**Task input:**

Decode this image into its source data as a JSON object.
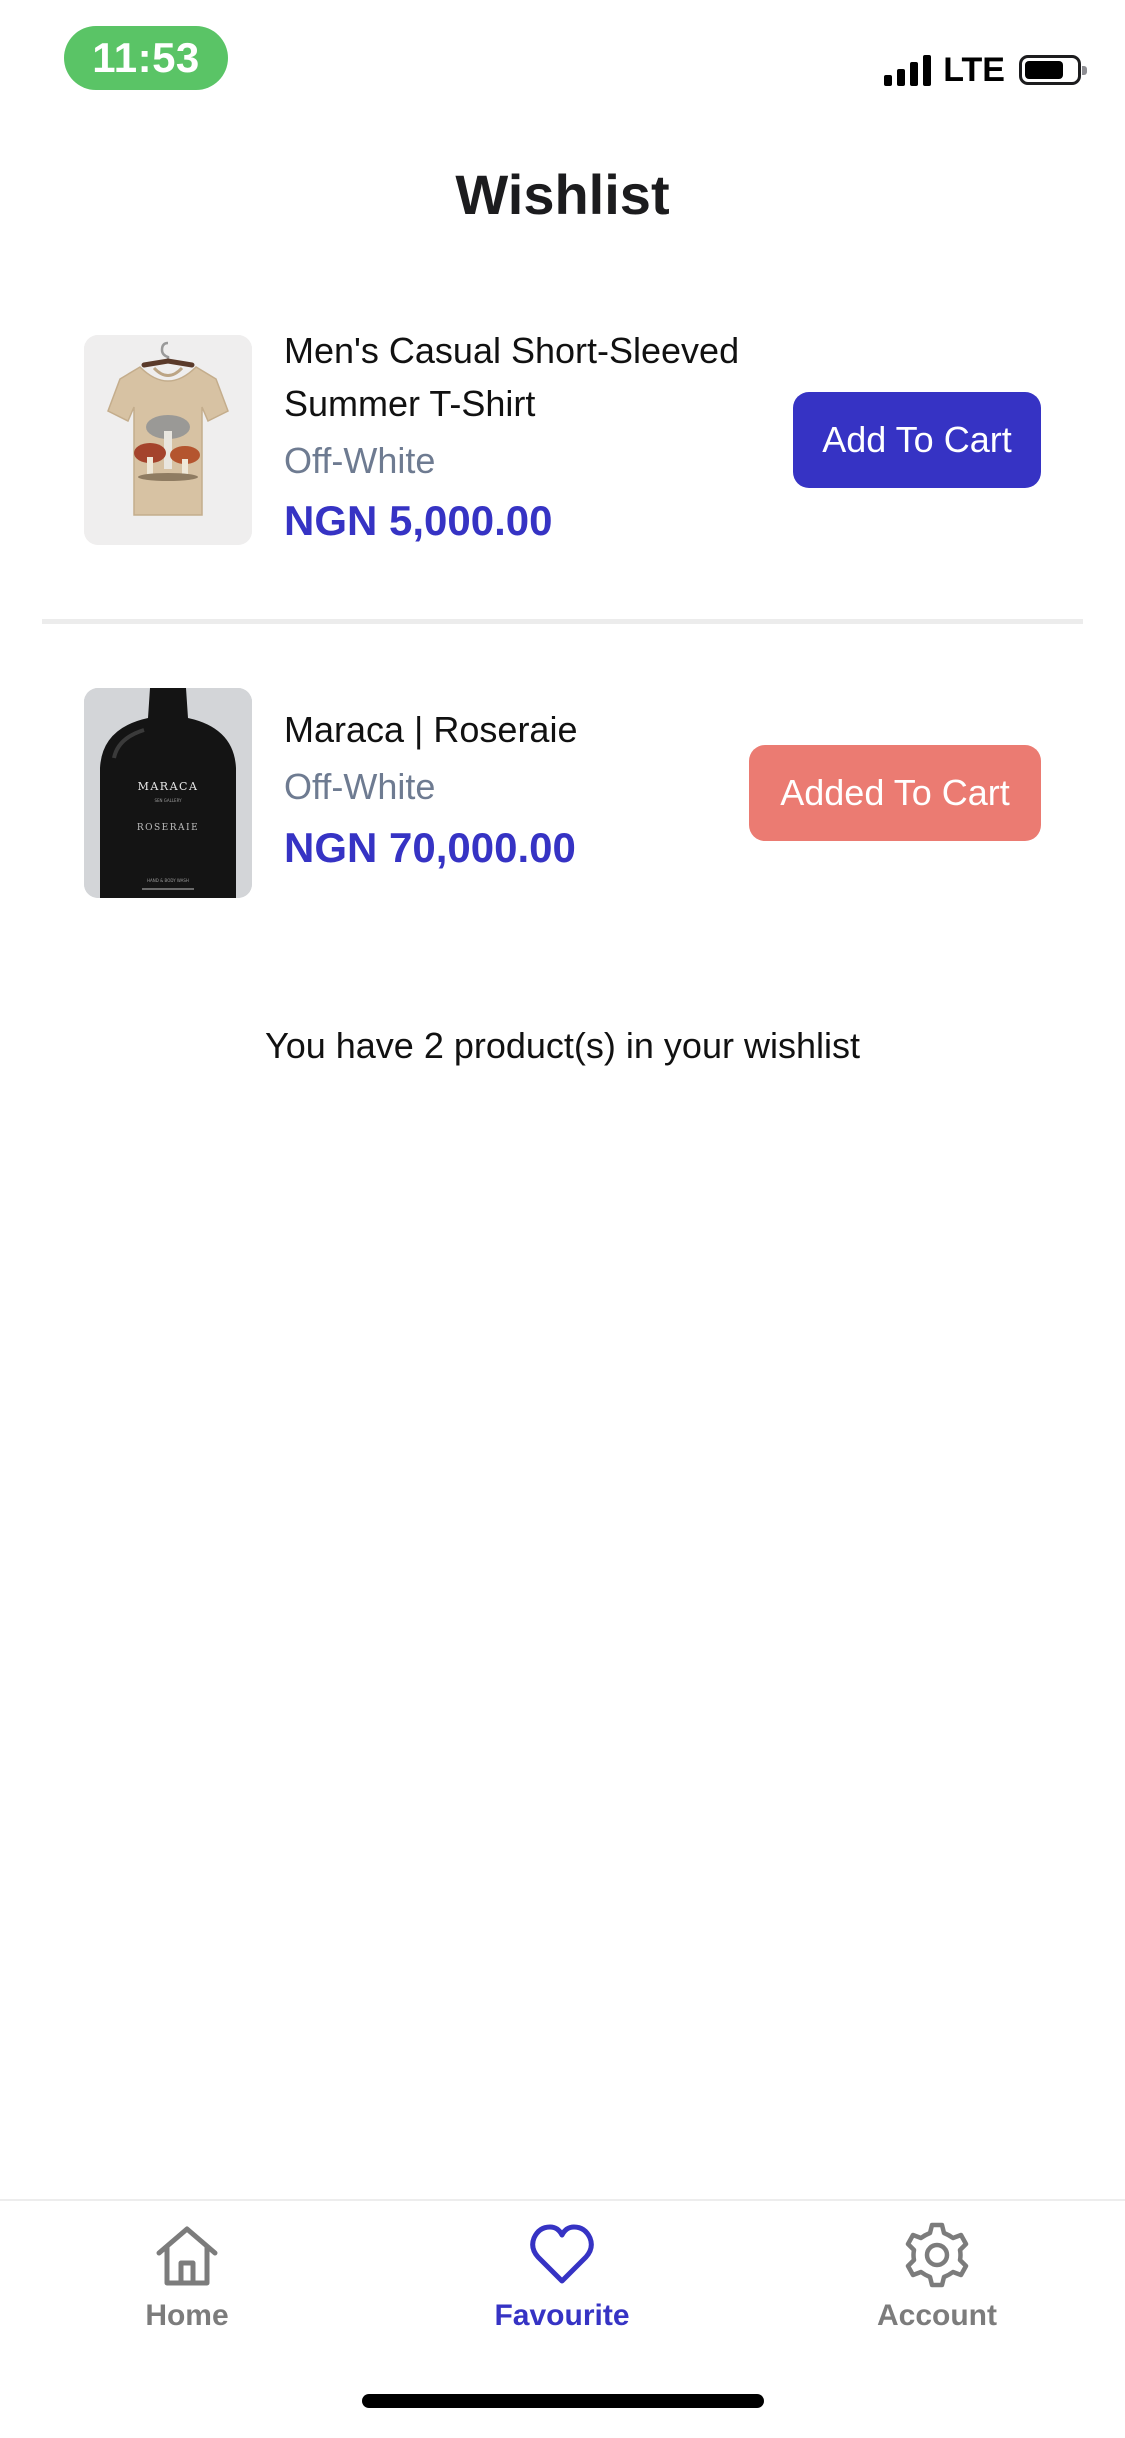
{
  "status_bar": {
    "time": "11:53",
    "network": "LTE",
    "battery_level": 0.75
  },
  "header": {
    "title": "Wishlist"
  },
  "wishlist": {
    "items": [
      {
        "name": "Men's Casual Short-Sleeved Summer T-Shirt",
        "variant": "Off-White",
        "price": "NGN 5,000.00",
        "button_label": "Add To Cart",
        "button_state": "add",
        "button_color": "#3633c4"
      },
      {
        "name": "Maraca | Roseraie",
        "variant": "Off-White",
        "price": "NGN 70,000.00",
        "button_label": "Added To Cart",
        "button_state": "added",
        "button_color": "#eb7b72",
        "product_label": {
          "brand": "MARACA",
          "sub": "SEN GALLERY",
          "line": "ROSERAIE",
          "small": "HAND & BODY WASH"
        }
      }
    ],
    "summary": "You have 2 product(s) in your wishlist"
  },
  "tabbar": {
    "tabs": [
      {
        "label": "Home",
        "icon": "home-icon",
        "active": false
      },
      {
        "label": "Favourite",
        "icon": "heart-icon",
        "active": true
      },
      {
        "label": "Account",
        "icon": "gear-icon",
        "active": false
      }
    ],
    "active_color": "#3633c4",
    "inactive_color": "#7c7c7c"
  },
  "colors": {
    "accent": "#3633c4",
    "added": "#eb7b72",
    "muted_text": "#6e7b91",
    "status_pill": "#5ac466"
  }
}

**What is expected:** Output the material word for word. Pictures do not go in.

**Solution:**
Decode this image into its source data as a JSON object.
{
  "status_bar": {
    "time": "11:53",
    "network": "LTE",
    "battery_level": 0.75
  },
  "header": {
    "title": "Wishlist"
  },
  "wishlist": {
    "items": [
      {
        "name": "Men's Casual Short-Sleeved Summer T-Shirt",
        "variant": "Off-White",
        "price": "NGN 5,000.00",
        "button_label": "Add To Cart",
        "button_state": "add",
        "button_color": "#3633c4"
      },
      {
        "name": "Maraca | Roseraie",
        "variant": "Off-White",
        "price": "NGN 70,000.00",
        "button_label": "Added To Cart",
        "button_state": "added",
        "button_color": "#eb7b72",
        "product_label": {
          "brand": "MARACA",
          "sub": "SEN GALLERY",
          "line": "ROSERAIE",
          "small": "HAND & BODY WASH"
        }
      }
    ],
    "summary": "You have 2 product(s) in your wishlist"
  },
  "tabbar": {
    "tabs": [
      {
        "label": "Home",
        "icon": "home-icon",
        "active": false
      },
      {
        "label": "Favourite",
        "icon": "heart-icon",
        "active": true
      },
      {
        "label": "Account",
        "icon": "gear-icon",
        "active": false
      }
    ],
    "active_color": "#3633c4",
    "inactive_color": "#7c7c7c"
  },
  "colors": {
    "accent": "#3633c4",
    "added": "#eb7b72",
    "muted_text": "#6e7b91",
    "status_pill": "#5ac466"
  }
}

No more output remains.